## EXERCISE REQUIREMENTS:
Below are the records. How many of their lines contain "role"? Give only the number.

## LISTED RECORDS:
# # # # #
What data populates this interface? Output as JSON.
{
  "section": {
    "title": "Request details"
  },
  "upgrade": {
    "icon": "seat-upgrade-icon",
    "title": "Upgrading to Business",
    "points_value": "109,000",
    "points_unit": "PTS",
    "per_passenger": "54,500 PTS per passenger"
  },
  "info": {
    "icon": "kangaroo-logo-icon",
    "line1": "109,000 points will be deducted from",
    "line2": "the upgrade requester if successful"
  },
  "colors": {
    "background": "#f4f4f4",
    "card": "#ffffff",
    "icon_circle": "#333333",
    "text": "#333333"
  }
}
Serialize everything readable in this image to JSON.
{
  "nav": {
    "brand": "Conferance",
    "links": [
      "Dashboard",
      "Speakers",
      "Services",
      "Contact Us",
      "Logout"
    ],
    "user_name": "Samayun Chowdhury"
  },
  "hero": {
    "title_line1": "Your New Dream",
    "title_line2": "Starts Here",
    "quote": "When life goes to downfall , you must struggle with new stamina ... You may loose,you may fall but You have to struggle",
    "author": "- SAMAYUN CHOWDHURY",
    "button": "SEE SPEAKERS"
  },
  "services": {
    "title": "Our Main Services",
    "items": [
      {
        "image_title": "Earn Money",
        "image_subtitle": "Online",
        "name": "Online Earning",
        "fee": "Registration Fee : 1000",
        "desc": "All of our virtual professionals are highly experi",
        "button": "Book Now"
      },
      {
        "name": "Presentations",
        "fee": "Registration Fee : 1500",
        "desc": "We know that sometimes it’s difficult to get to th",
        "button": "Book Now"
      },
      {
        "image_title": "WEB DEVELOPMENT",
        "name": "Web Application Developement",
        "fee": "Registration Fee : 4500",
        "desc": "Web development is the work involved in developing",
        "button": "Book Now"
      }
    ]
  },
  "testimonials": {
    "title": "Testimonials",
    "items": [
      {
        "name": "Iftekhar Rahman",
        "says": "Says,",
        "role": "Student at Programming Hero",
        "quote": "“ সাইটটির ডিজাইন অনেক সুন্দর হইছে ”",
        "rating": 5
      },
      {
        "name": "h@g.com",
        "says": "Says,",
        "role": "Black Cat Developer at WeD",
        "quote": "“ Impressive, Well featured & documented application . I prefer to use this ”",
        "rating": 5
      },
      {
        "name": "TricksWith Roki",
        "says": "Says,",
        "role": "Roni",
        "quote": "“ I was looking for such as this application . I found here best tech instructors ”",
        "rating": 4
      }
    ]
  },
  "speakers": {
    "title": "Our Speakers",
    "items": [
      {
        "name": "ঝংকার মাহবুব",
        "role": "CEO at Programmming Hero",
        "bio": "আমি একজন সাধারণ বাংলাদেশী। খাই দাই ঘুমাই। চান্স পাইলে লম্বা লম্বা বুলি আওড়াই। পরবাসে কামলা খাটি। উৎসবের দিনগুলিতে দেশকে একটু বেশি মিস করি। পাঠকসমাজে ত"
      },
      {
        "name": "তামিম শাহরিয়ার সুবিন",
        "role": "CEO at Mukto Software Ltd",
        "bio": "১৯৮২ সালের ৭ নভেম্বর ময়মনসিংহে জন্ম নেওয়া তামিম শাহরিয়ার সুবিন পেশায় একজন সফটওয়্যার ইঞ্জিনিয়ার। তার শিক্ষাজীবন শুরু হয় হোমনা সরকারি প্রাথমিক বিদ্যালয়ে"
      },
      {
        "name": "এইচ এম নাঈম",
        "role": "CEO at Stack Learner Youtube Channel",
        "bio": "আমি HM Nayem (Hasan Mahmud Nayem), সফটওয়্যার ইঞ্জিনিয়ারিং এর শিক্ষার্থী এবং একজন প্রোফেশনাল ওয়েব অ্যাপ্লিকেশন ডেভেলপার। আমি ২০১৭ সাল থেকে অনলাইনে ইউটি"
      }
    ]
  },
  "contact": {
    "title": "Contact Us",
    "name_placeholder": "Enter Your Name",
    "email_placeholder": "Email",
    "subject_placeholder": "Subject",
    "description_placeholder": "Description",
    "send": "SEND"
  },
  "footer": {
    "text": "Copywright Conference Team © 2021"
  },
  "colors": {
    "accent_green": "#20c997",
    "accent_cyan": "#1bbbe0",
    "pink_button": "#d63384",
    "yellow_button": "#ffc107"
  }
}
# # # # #
## SOLUTION BELOW:
6